In 2002, Frenchman Eric Barone came close to death setting the mountain bike downhill-speed record on the side of a Nicaraguan volcano. Recently, Max Stöckl tried to break it. This is what happened.
Sunday, May 12, 2002
Cerro Negro, Nicaragua
Eric Barone sits atop his customized prototype mountain bike on the crest of the Cerro Negro volcano, looking down at the vertiginous slope before him. In the remote savannas of northwest Nicaragua, the clouds of the coming rainy season have yet to arrive, leaving the skies utterly spotless.
With the peak bereft of trees or vegetation of any kind, the late-morning 105° sun lasers down directly, transforming his red, Lycra, aerodynamic bodysuit into a skintight plastic tandoori.
Underfoot, the black volcanic rock emits waves of heat, obstructing the otherwise clear view to the timer 2,100 feet below him. The goal is simple: to descend down this mountain face faster than any human has before him.
He’s focused, calm. And why shouldn’t he be? Only earlier that day, Barone established the downhill record on a stock -- or mass-produced -- mountain bike by clocking 101.68 mph.
He knows this mountain well; just get a good start, hold on tight, maintain perfect form, and gravity should do the rest. Then and there, looking down that unforgiving coal slope, Barone realizes this will be his last speed run on soil. He’s going to go ahead and break the record, and then hang up his aerodynamic helmet in victory.

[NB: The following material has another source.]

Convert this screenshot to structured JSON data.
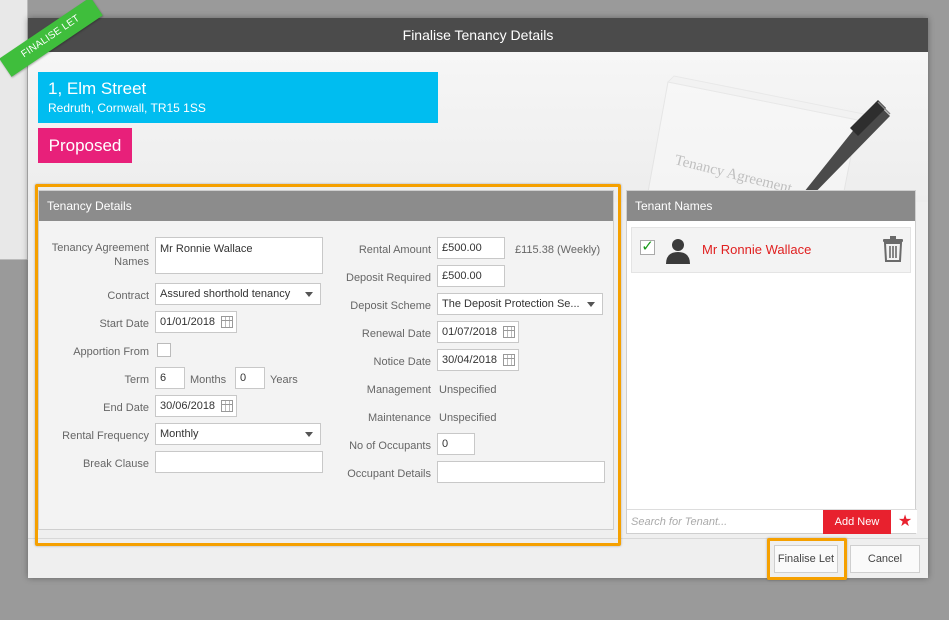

Check out the July issue of Red Bulletin magazine for more of the article. To see it all, download the Red Bulletin iPad app.